I have a love-hate relationship with math (probably because I am getting worse at it with each passing minute). I do love word formulas, though. They are nice and sticky, as in they are easy to remember and employ.
Here’s a favourite formula: Data + Feeling + Impact = Effective Feedback
Even my most conflict-averse clients have had success using this structure. Recently a client mustered up the courage to be candid with a leader whom everyone feared. In a private setting, she pushed through her own nervous feelings and spelled out the facts about his misbehaviour in a team meeting. At one point, she felt she herself might cry because it was so tough to confront this intimidating leader. His (unexpected) response was gratitude. No one else had the courage to give him this gift of honest feedback. His behaviour in team meetings has improved significantly.

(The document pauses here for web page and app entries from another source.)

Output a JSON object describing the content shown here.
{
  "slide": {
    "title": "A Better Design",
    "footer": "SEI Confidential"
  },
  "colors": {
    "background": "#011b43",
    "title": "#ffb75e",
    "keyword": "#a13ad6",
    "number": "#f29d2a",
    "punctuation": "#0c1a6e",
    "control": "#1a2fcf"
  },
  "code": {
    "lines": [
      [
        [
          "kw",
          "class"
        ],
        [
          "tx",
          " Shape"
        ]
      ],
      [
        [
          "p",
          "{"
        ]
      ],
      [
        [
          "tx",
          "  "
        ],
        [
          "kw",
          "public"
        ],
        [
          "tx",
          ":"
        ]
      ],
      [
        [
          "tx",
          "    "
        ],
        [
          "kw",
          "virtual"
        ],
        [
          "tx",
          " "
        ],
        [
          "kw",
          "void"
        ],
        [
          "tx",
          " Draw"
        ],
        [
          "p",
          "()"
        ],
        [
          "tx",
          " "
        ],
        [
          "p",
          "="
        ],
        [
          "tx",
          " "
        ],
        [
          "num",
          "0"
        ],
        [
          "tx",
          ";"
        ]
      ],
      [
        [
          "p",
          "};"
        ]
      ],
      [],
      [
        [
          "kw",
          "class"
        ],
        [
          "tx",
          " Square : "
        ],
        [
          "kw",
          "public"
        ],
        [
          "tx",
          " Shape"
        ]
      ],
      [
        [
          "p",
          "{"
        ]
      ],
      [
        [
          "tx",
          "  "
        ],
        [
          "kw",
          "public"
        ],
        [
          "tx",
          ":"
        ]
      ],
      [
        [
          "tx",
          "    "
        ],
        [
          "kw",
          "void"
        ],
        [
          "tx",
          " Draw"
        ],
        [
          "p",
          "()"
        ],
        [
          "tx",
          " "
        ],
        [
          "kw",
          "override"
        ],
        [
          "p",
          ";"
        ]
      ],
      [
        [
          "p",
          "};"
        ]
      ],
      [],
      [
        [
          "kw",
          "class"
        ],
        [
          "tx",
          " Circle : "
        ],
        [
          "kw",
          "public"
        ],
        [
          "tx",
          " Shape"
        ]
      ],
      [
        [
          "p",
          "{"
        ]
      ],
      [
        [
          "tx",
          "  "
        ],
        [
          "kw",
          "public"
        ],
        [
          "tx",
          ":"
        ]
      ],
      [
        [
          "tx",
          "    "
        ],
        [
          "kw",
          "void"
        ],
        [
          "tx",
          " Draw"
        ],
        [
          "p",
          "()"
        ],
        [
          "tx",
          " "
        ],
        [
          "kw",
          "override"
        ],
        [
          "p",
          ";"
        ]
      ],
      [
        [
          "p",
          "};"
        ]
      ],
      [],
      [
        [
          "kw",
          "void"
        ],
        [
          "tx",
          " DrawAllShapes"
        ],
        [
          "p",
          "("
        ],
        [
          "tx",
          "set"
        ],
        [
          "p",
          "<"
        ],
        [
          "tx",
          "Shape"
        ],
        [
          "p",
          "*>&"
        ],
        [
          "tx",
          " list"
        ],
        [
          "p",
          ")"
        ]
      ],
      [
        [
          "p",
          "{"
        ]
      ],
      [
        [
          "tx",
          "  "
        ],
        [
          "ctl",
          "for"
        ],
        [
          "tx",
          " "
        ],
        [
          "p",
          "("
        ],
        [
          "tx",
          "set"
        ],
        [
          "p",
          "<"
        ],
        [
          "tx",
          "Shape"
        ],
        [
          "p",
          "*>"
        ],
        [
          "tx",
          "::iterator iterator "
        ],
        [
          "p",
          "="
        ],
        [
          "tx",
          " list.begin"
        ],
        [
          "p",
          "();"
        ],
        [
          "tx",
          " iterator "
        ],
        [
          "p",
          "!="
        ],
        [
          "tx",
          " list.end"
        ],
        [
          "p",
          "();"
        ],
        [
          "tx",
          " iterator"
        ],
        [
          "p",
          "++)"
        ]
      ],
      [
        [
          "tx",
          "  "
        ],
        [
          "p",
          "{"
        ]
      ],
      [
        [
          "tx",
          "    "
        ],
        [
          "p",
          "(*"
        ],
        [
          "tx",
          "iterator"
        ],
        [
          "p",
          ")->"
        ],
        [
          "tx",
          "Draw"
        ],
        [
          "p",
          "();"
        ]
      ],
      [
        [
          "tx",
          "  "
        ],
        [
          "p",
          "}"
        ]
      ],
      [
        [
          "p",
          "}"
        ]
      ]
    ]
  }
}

I’ve talked about the feedback formula so much it’s time to up our game. This one comes from a fantastic book called An Everyone Culture by Kegan and Lahey.
Pain + Reflection = Progress
At first glance, you might not like this new math. Few like pain. And many of us would prefer not to reflect because it means slowing down. On the other hand, most of us love progress. We just prefer to achieve it without pain or reflection.
So the new formula needs a qualifier to entice us to even consider it.
Pain + Reflection (in a highly trustworthy environment) = Progress
A highly trustworthy environment is a space that lets us be ourselves. Trustworthy spaces, like hopefully our homes, enable us to reveal our true opinions, feelings and fears while having faith we’ll still be included and loved (and employed!).
I cannot think of a single company I’ve worked with whose initial culture purposely encouraged vulnerability in order to progress. Rather, I’ve come across such companies through case studies I’ve read. Take Bridgewater Associates for example. It is a highly successful financial firm with $160 billion worth of assets under management. It intentionally creates a workplace culture that encourages “well-held vulnerability.” At Bridgewater, they insist on truth and transparency AS THE PATH to exceptional company growth AND people growth. This approach is not for everyone. And yet, the company has incredible financial results and employee retention. Bridgewater people want to develop on the job every day while also doing exceptional work.
We don’t live in a case study textbook world. Yet, I am thrilled to report that some leaders on our small and mighty Island are courageously embracing vulnerability to progress. This development is encouraging. And we all know that when top leaders change, the entire company changes. We really like what we see.